As Christ came to save even the lowest of the low, this gift represents the ones who would receive his word and accept his grace. Being a milkmaid was about the worst job one could have in England during this period; this code conveyed that Jesus cared as much about servants as he did those of royal blood. The eight who were blessed included the poor in spirit, those who mourn, the meek, those who hunger and thirst for righteousness, the merciful, the pure in heart, the peacemakers, and those who are persecuted for righteousness’ sake.
On the ninth day of Christmas, my true love gave to me... nine ladies dancing.
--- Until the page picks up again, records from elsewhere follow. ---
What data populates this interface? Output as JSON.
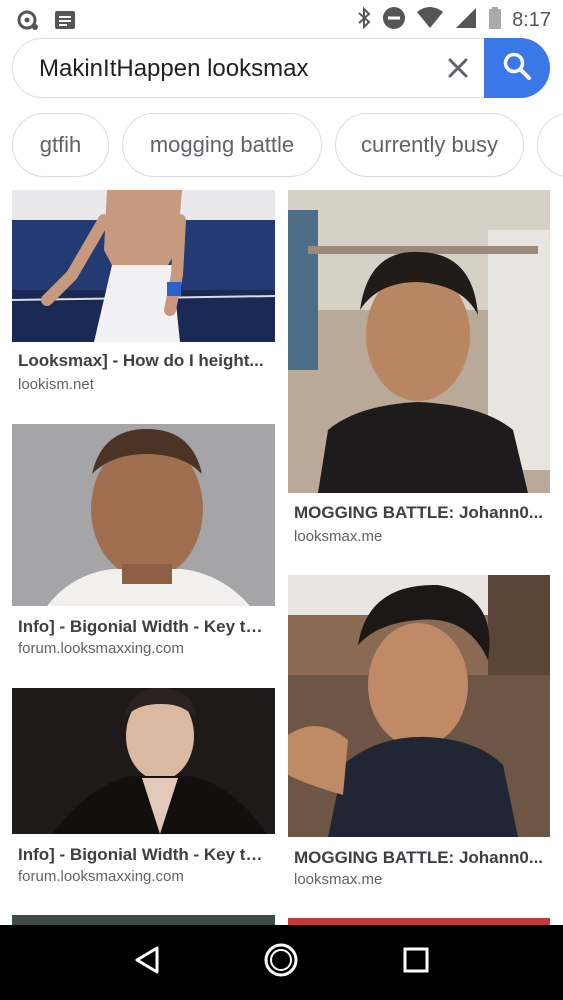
{
  "status_bar": {
    "time": "8:17",
    "icons": [
      "notification-dot-icon",
      "message-icon",
      "bluetooth-icon",
      "do-not-disturb-icon",
      "wifi-icon",
      "cell-signal-icon",
      "battery-icon"
    ]
  },
  "search": {
    "query": "MakinItHappen looksmax",
    "clear_icon": "close-icon",
    "submit_icon": "search-icon",
    "accent": "#3b78e7"
  },
  "chips": [
    {
      "label": "gtfih"
    },
    {
      "label": "mogging battle"
    },
    {
      "label": "currently busy"
    },
    {
      "label": ""
    }
  ],
  "results": [
    {
      "title": "Looksmax] - How do I height...",
      "source": "lookism.net"
    },
    {
      "title": "MOGGING BATTLE: Johann0...",
      "source": "looksmax.me"
    },
    {
      "title": "Info] - Bigonial Width - Key to ...",
      "source": "forum.looksmaxxing.com"
    },
    {
      "title": "MOGGING BATTLE: Johann0...",
      "source": "looksmax.me"
    },
    {
      "title": "Info] - Bigonial Width - Key to ...",
      "source": "forum.looksmaxxing.com"
    }
  ],
  "nav_bar": {
    "back_icon": "back-icon",
    "home_icon": "home-icon",
    "recents_icon": "recents-icon"
  }
}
These nine dancers were really the gifts known as the fruit of the Spirit. The fruits are love, joy, peace, patience, kindness, generosity, faithfulness, gentleness, and self-control.
On the tenth day of Christmas my true love gave to me... ten lords a-leaping.
This is probably the easiest gift to understand. As lords were judges and in charge of the law, this code for the Ten Commandments was fairly straightforward to Catholics.
On the eleventh day of Christmas, my true love gave to me... eleven pipers piping.
This is almost a trick question, as most think of the disciples in terms of a dozen. But when Judas betrayed Jesus and committed suicide, there were only eleven men who carried out the gospel message.
On the twelfth day of Christmas, my true love gave to me... twelve drummers drumming.
The final gift is tied directly to the Catholic Church. The drummers are the twelve points of doctrine in the Apostles’ Creed: “I believe in God, the Father almighty, creator of heaven and earth. I believe in Jesus Christ, his only Son, our Lord. He was conceived by the power of the Holy Spirit and born of the Virgin Mary. He suffered under Pontius Pilate, was crucified, died, and was buried. He descended into hell. On the third day he rose again. He ascended into heaven and is seated at the right hand of the Father. He will come again to judge the living and the dead. I believe in the Holy Spirit, the holy catholic Church, the communion of saints, the forgiveness of sins, the resurrection of the body, and life everlasting.”
Peace on earth, good will towards all!
Father Bill Burk†